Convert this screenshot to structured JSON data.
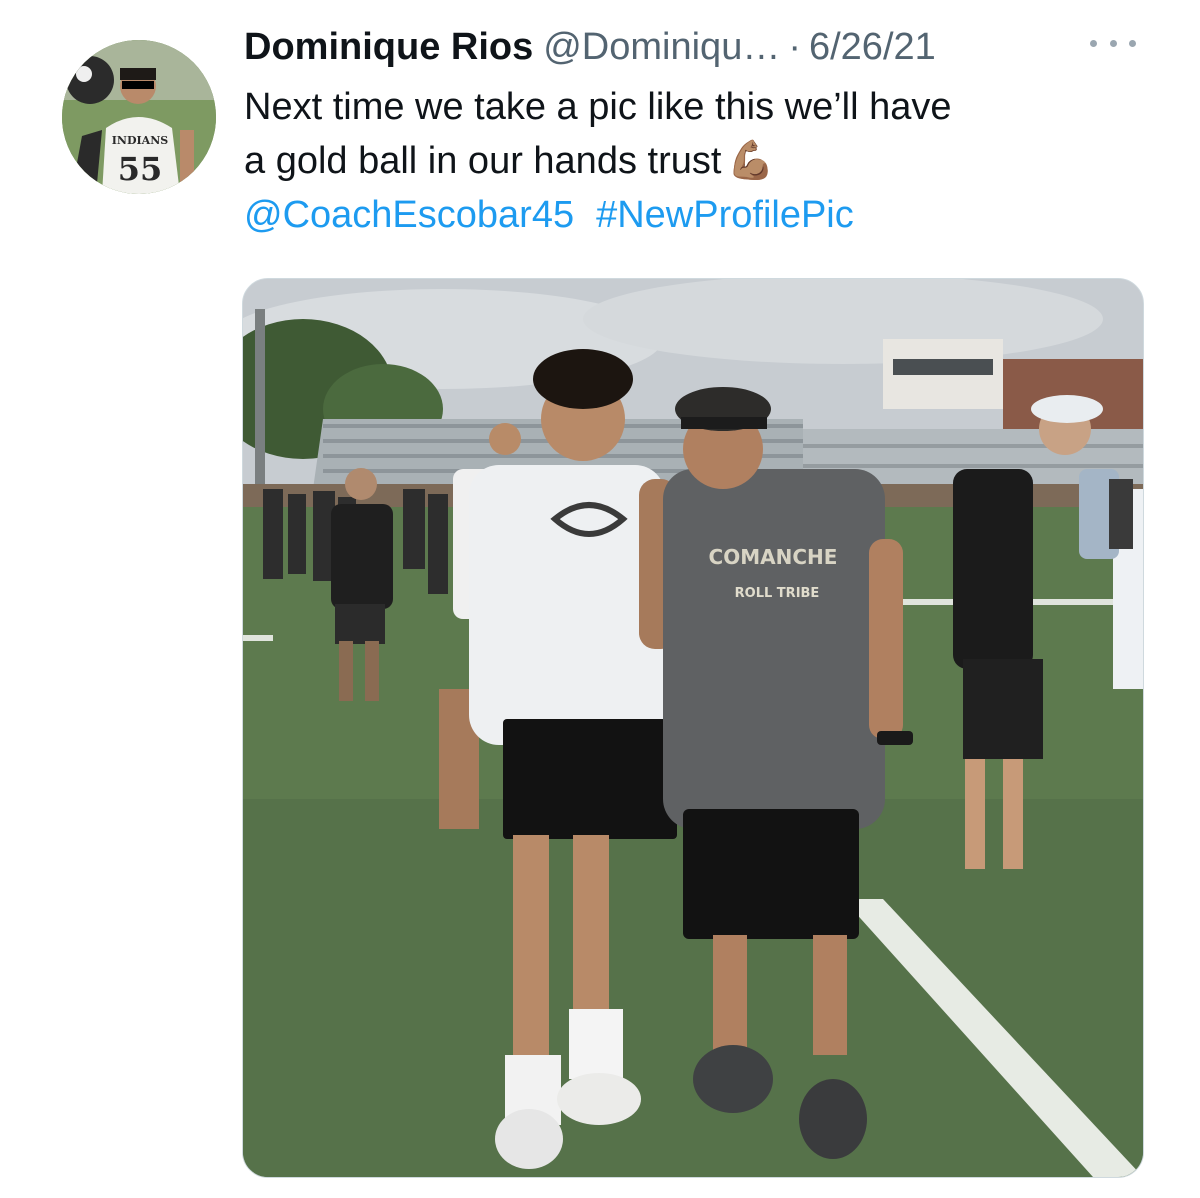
{
  "tweet": {
    "author_name": "Dominique Rios",
    "author_handle": "@Dominiqu…",
    "separator": "·",
    "date": "6/26/21",
    "text_line1": "Next time we take a pic like this we’ll have",
    "text_line2": "a gold ball in our hands trust",
    "emoji": "💪🏽",
    "mention": "@CoachEscobar45",
    "hashtag": "#NewProfilePic"
  },
  "avatar": {
    "jersey_team": "INDIANS",
    "jersey_number": "55"
  },
  "photo": {
    "shirt_text_1": "COMANCHE",
    "shirt_text_2": "ROLL TRIBE"
  },
  "icons": {
    "more": "more-horizontal-icon",
    "muscle": "flexed-biceps-emoji"
  },
  "colors": {
    "link": "#1d9bf0",
    "secondary_text": "#536471",
    "turf": "#5d7a4e"
  }
}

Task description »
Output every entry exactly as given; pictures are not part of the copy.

Written response »
Convert this screenshot to structured JSON data.
{
  "tweet": {
    "author_name": "Dominique Rios",
    "author_handle": "@Dominiqu…",
    "separator": "·",
    "date": "6/26/21",
    "text_line1": "Next time we take a pic like this we’ll have",
    "text_line2": "a gold ball in our hands trust",
    "emoji": "💪🏽",
    "mention": "@CoachEscobar45",
    "hashtag": "#NewProfilePic"
  },
  "avatar": {
    "jersey_team": "INDIANS",
    "jersey_number": "55"
  },
  "photo": {
    "shirt_text_1": "COMANCHE",
    "shirt_text_2": "ROLL TRIBE"
  },
  "icons": {
    "more": "more-horizontal-icon",
    "muscle": "flexed-biceps-emoji"
  },
  "colors": {
    "link": "#1d9bf0",
    "secondary_text": "#536471",
    "turf": "#5d7a4e"
  }
}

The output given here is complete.